#### PROBLEM TO SOLVE
Down to the final line, write out the data below exactly.

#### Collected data
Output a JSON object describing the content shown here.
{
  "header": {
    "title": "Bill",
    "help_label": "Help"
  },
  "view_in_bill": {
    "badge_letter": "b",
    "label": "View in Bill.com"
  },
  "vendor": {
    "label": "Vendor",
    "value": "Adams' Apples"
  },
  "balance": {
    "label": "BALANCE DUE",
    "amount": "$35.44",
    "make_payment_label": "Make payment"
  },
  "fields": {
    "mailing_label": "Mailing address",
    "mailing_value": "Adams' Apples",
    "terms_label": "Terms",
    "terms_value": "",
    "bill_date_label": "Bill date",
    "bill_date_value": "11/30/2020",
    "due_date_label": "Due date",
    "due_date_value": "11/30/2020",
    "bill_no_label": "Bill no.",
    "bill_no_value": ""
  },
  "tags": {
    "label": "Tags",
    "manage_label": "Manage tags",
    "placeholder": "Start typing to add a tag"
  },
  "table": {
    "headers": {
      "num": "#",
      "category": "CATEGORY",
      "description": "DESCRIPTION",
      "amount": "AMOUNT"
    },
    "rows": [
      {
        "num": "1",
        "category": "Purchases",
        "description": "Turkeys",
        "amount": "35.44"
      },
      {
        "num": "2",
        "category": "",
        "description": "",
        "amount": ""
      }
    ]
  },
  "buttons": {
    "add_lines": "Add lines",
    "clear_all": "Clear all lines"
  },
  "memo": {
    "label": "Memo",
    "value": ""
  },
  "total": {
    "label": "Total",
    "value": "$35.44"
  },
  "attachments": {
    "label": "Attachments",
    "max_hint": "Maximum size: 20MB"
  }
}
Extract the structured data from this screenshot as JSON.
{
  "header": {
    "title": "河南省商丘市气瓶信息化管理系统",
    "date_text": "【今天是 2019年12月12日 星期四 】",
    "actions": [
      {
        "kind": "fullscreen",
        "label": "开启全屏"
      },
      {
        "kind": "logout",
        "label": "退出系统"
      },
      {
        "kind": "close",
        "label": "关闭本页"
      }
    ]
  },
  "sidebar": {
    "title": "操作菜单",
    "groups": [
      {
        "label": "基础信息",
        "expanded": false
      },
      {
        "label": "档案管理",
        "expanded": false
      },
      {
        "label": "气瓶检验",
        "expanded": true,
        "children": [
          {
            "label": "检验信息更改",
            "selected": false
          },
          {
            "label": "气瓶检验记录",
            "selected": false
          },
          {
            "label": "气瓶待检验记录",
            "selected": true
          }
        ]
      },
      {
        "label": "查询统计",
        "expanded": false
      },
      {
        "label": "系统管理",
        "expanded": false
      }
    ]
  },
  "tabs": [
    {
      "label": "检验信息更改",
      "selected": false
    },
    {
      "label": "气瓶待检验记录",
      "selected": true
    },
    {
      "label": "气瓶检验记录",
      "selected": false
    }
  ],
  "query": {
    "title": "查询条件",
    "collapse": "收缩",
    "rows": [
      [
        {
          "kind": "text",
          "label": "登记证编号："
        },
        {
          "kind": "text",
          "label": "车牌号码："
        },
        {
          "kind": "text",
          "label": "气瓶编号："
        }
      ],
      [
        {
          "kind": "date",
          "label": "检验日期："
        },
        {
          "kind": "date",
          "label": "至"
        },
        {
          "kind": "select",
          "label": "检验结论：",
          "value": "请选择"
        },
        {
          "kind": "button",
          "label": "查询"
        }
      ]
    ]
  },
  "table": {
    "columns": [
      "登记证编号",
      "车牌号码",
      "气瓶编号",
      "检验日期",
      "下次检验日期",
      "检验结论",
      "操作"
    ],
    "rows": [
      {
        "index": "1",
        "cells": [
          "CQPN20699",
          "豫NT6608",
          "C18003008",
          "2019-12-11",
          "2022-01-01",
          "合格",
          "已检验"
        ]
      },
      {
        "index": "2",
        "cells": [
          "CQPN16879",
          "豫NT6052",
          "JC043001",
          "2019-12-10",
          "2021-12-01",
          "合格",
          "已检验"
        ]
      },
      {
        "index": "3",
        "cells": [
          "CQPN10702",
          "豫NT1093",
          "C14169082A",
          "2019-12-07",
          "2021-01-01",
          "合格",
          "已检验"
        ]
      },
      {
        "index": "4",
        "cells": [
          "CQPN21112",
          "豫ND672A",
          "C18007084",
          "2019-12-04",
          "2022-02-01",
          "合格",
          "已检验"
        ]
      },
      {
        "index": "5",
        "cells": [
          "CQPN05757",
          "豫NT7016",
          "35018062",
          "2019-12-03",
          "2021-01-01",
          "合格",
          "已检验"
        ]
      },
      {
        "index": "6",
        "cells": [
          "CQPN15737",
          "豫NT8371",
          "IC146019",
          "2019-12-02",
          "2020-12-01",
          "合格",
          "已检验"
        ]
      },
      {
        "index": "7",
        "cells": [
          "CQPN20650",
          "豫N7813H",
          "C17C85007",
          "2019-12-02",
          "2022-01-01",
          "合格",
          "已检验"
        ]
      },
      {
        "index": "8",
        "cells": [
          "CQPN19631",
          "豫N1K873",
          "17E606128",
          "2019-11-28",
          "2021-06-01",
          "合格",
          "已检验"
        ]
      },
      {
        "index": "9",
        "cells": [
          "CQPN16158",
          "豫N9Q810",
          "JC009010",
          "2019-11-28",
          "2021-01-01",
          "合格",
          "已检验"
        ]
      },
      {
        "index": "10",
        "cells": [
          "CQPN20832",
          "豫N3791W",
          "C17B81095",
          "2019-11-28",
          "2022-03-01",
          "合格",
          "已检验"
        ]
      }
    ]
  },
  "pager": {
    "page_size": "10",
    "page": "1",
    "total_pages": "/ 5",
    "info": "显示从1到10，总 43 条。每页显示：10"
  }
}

#### RESPONSE AREA
Output a JSON object describing the content shown here.
{
  "header": {
    "title": "Bill",
    "help_label": "Help"
  },
  "view_in_bill": {
    "badge_letter": "b",
    "label": "View in Bill.com"
  },
  "vendor": {
    "label": "Vendor",
    "value": "Adams' Apples"
  },
  "balance": {
    "label": "BALANCE DUE",
    "amount": "$35.44",
    "make_payment_label": "Make payment"
  },
  "fields": {
    "mailing_label": "Mailing address",
    "mailing_value": "Adams' Apples",
    "terms_label": "Terms",
    "terms_value": "",
    "bill_date_label": "Bill date",
    "bill_date_value": "11/30/2020",
    "due_date_label": "Due date",
    "due_date_value": "11/30/2020",
    "bill_no_label": "Bill no.",
    "bill_no_value": ""
  },
  "tags": {
    "label": "Tags",
    "manage_label": "Manage tags",
    "placeholder": "Start typing to add a tag"
  },
  "table": {
    "headers": {
      "num": "#",
      "category": "CATEGORY",
      "description": "DESCRIPTION",
      "amount": "AMOUNT"
    },
    "rows": [
      {
        "num": "1",
        "category": "Purchases",
        "description": "Turkeys",
        "amount": "35.44"
      },
      {
        "num": "2",
        "category": "",
        "description": "",
        "amount": ""
      }
    ]
  },
  "buttons": {
    "add_lines": "Add lines",
    "clear_all": "Clear all lines"
  },
  "memo": {
    "label": "Memo",
    "value": ""
  },
  "total": {
    "label": "Total",
    "value": "$35.44"
  },
  "attachments": {
    "label": "Attachments",
    "max_hint": "Maximum size: 20MB"
  }
}
Extract the structured data from this screenshot as JSON.
{
  "header": {
    "title": "河南省商丘市气瓶信息化管理系统",
    "date_text": "【今天是 2019年12月12日 星期四 】",
    "actions": [
      {
        "kind": "fullscreen",
        "label": "开启全屏"
      },
      {
        "kind": "logout",
        "label": "退出系统"
      },
      {
        "kind": "close",
        "label": "关闭本页"
      }
    ]
  },
  "sidebar": {
    "title": "操作菜单",
    "groups": [
      {
        "label": "基础信息",
        "expanded": false
      },
      {
        "label": "档案管理",
        "expanded": false
      },
      {
        "label": "气瓶检验",
        "expanded": true,
        "children": [
          {
            "label": "检验信息更改",
            "selected": false
          },
          {
            "label": "气瓶检验记录",
            "selected": false
          },
          {
            "label": "气瓶待检验记录",
            "selected": true
          }
        ]
      },
      {
        "label": "查询统计",
        "expanded": false
      },
      {
        "label": "系统管理",
        "expanded": false
      }
    ]
  },
  "tabs": [
    {
      "label": "检验信息更改",
      "selected": false
    },
    {
      "label": "气瓶待检验记录",
      "selected": true
    },
    {
      "label": "气瓶检验记录",
      "selected": false
    }
  ],
  "query": {
    "title": "查询条件",
    "collapse": "收缩",
    "rows": [
      [
        {
          "kind": "text",
          "label": "登记证编号："
        },
        {
          "kind": "text",
          "label": "车牌号码："
        },
        {
          "kind": "text",
          "label": "气瓶编号："
        }
      ],
      [
        {
          "kind": "date",
          "label": "检验日期："
        },
        {
          "kind": "date",
          "label": "至"
        },
        {
          "kind": "select",
          "label": "检验结论：",
          "value": "请选择"
        },
        {
          "kind": "button",
          "label": "查询"
        }
      ]
    ]
  },
  "table": {
    "columns": [
      "登记证编号",
      "车牌号码",
      "气瓶编号",
      "检验日期",
      "下次检验日期",
      "检验结论",
      "操作"
    ],
    "rows": [
      {
        "index": "1",
        "cells": [
          "CQPN20699",
          "豫NT6608",
          "C18003008",
          "2019-12-11",
          "2022-01-01",
          "合格",
          "已检验"
        ]
      },
      {
        "index": "2",
        "cells": [
          "CQPN16879",
          "豫NT6052",
          "JC043001",
          "2019-12-10",
          "2021-12-01",
          "合格",
          "已检验"
        ]
      },
      {
        "index": "3",
        "cells": [
          "CQPN10702",
          "豫NT1093",
          "C14169082A",
          "2019-12-07",
          "2021-01-01",
          "合格",
          "已检验"
        ]
      },
      {
        "index": "4",
        "cells": [
          "CQPN21112",
          "豫ND672A",
          "C18007084",
          "2019-12-04",
          "2022-02-01",
          "合格",
          "已检验"
        ]
      },
      {
        "index": "5",
        "cells": [
          "CQPN05757",
          "豫NT7016",
          "35018062",
          "2019-12-03",
          "2021-01-01",
          "合格",
          "已检验"
        ]
      },
      {
        "index": "6",
        "cells": [
          "CQPN15737",
          "豫NT8371",
          "IC146019",
          "2019-12-02",
          "2020-12-01",
          "合格",
          "已检验"
        ]
      },
      {
        "index": "7",
        "cells": [
          "CQPN20650",
          "豫N7813H",
          "C17C85007",
          "2019-12-02",
          "2022-01-01",
          "合格",
          "已检验"
        ]
      },
      {
        "index": "8",
        "cells": [
          "CQPN19631",
          "豫N1K873",
          "17E606128",
          "2019-11-28",
          "2021-06-01",
          "合格",
          "已检验"
        ]
      },
      {
        "index": "9",
        "cells": [
          "CQPN16158",
          "豫N9Q810",
          "JC009010",
          "2019-11-28",
          "2021-01-01",
          "合格",
          "已检验"
        ]
      },
      {
        "index": "10",
        "cells": [
          "CQPN20832",
          "豫N3791W",
          "C17B81095",
          "2019-11-28",
          "2022-03-01",
          "合格",
          "已检验"
        ]
      }
    ]
  },
  "pager": {
    "page_size": "10",
    "page": "1",
    "total_pages": "/ 5",
    "info": "显示从1到10，总 43 条。每页显示：10"
  }
}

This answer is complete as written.